I have no idea who "H" is, but he (or she) has posted some interesting comments to OOSJ's blog.
OOSJ has been arguing that Judaism ought to be more of a "moral force" in Israel:
"The concern of many of our religious leaders (haredi and religious-Zionist alike) is so dedicated to the minutiae of the Halakhic observance of their often closed communities that religion is only used as an argument in the public square when it concerns the "mitzvah performance" of those communities.... [B]y concentrating on the material aspect of Jewish life that is halakhic performance they are ignoring the rich moral and ethical tradition that our non-halakhic literature and history has produced."

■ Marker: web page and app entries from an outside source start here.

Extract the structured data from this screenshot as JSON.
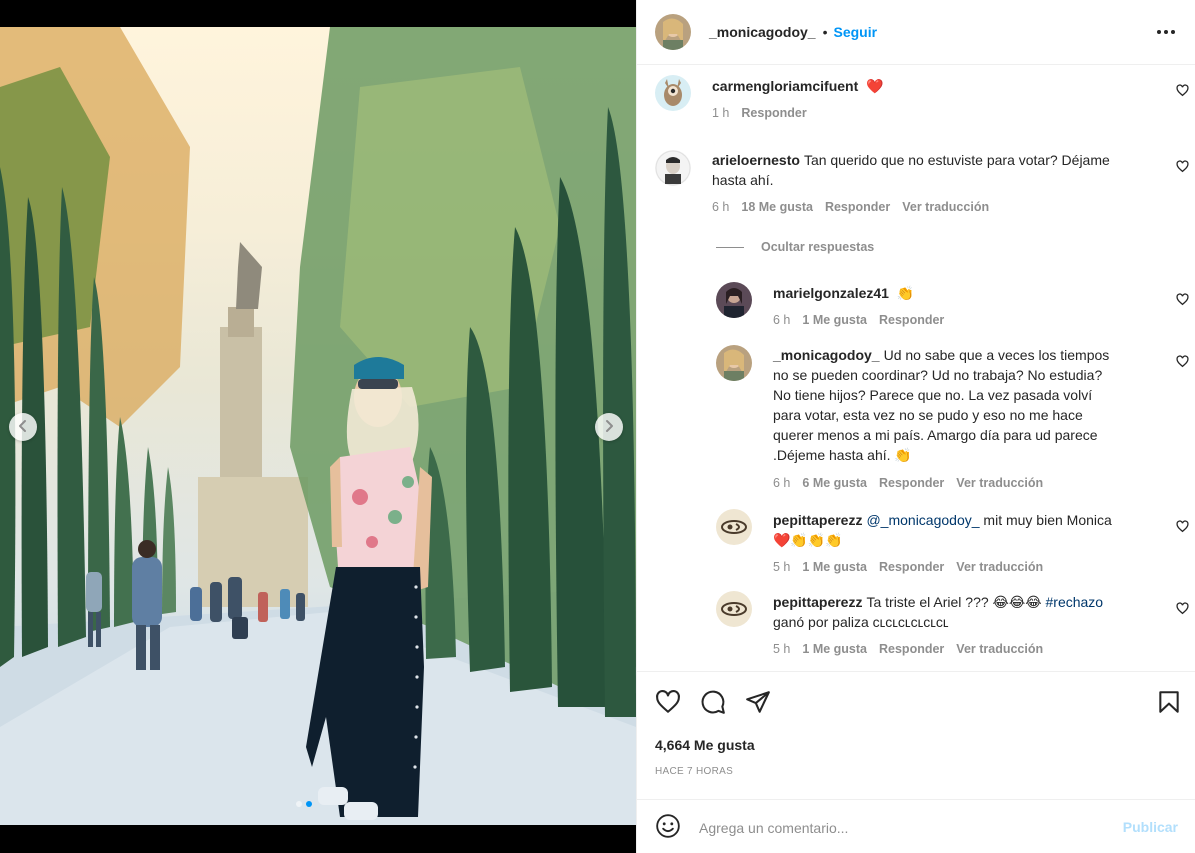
{
  "post": {
    "username": "_monicagodoy_",
    "separator": "•",
    "follow_label": "Seguir",
    "likes_text": "4,664 Me gusta",
    "time_ago": "HACE 7 HORAS",
    "comment_placeholder": "Agrega un comentario...",
    "publish_label": "Publicar",
    "carousel": {
      "slide_count": 2,
      "active_slide": 2
    }
  },
  "comments": [
    {
      "user": "carmengloriamcifuent",
      "text": "❤️",
      "time": "1 h",
      "reply": "Responder"
    },
    {
      "user": "arieloernesto",
      "text_line1": "Tan querido que no estuviste para votar? Déjame",
      "text_line2": "hasta ahí.",
      "time": "6 h",
      "likes": "18 Me gusta",
      "reply": "Responder",
      "translate": "Ver traducción"
    }
  ],
  "hide_replies_label": "Ocultar respuestas",
  "replies": [
    {
      "user": "marielgonzalez41",
      "text": "👏",
      "time": "6 h",
      "likes": "1 Me gusta",
      "reply": "Responder"
    },
    {
      "user": "_monicagodoy_",
      "lines": [
        "Ud no sabe que a veces los tiempos",
        "no se pueden coordinar? Ud no trabaja? No estudia?",
        "No tiene hijos? Parece que no. La vez pasada volví",
        "para votar, esta vez no se pudo y eso no me hace",
        "querer menos a mi país. Amargo día para ud parece",
        ".Déjeme hasta ahí. 👏"
      ],
      "time": "6 h",
      "likes": "6 Me gusta",
      "reply": "Responder",
      "translate": "Ver traducción"
    },
    {
      "user": "pepittaperezz",
      "mention": "@_monicagodoy_",
      "text_after_mention": "mit muy bien Monica",
      "line2": "❤️👏👏👏",
      "time": "5 h",
      "likes": "1 Me gusta",
      "reply": "Responder",
      "translate": "Ver traducción"
    },
    {
      "user": "pepittaperezz",
      "text_before_tag": "Ta triste el Ariel ??? 😂😂😂",
      "hashtag": "#rechazo",
      "line2": "ganó por paliza ᴄʟᴄʟᴄʟᴄʟᴄʟᴄʟ",
      "time": "5 h",
      "likes": "1 Me gusta",
      "reply": "Responder",
      "translate": "Ver traducción"
    }
  ],
  "icons": {
    "more": "more-horizontal-icon",
    "like": "heart-icon",
    "comment": "comment-icon",
    "share": "share-icon",
    "save": "bookmark-icon",
    "emoji": "emoji-icon",
    "prev": "chevron-left-icon",
    "next": "chevron-right-icon"
  },
  "colors": {
    "accent": "#0095f6",
    "publish_disabled": "#b2dffc",
    "meta": "#8e8e8e",
    "text": "#262626"
  }
}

H contends that religion is "never a 'moral force:'"
"Morality is independent of religion, since religion can be so easily interpreted to fit your own morality."
In a later comment, H elaborates:
"[W]hen religion goes wrong, as it was (largely) wrong 50 years ago about women's rights and is (largely) wrong now about gay marriage, it's secular thought and basic human empathy which leads the way.... Empathy and religion both say "Love thy neighbor," but halakha for example says that gay sex is an abomination and that marrying a non-Jew is sinful."
H has a point. There are at least as many people for whom religion serves as an incentive for callousness and hatred as people for whom it serves as an inspiration for compassion and ethical behavior. However, based on my limited experience, it doesn't seem that "freethinkers" (as they were once called) are any more apt to be compassionate and ethical than their religious counterparts. Not everyone is empathetic by nature, and secular thought is as often cruel as religious thought(think of Social Darwinism).
In the end, I think, each of us is on his or her own when it comes to morality. (This is not a comforting thought.) However, I also think that those of us who lead religious lives can find positive moral guidance in our religious traditions, or in the simple belief in a just and merciful God. And I think that that can have a positive impact on the way we approach the world.
Take a look at the Heretic. Would she be ministering to the sick right now if she didn't believe in God?
Or maybe not.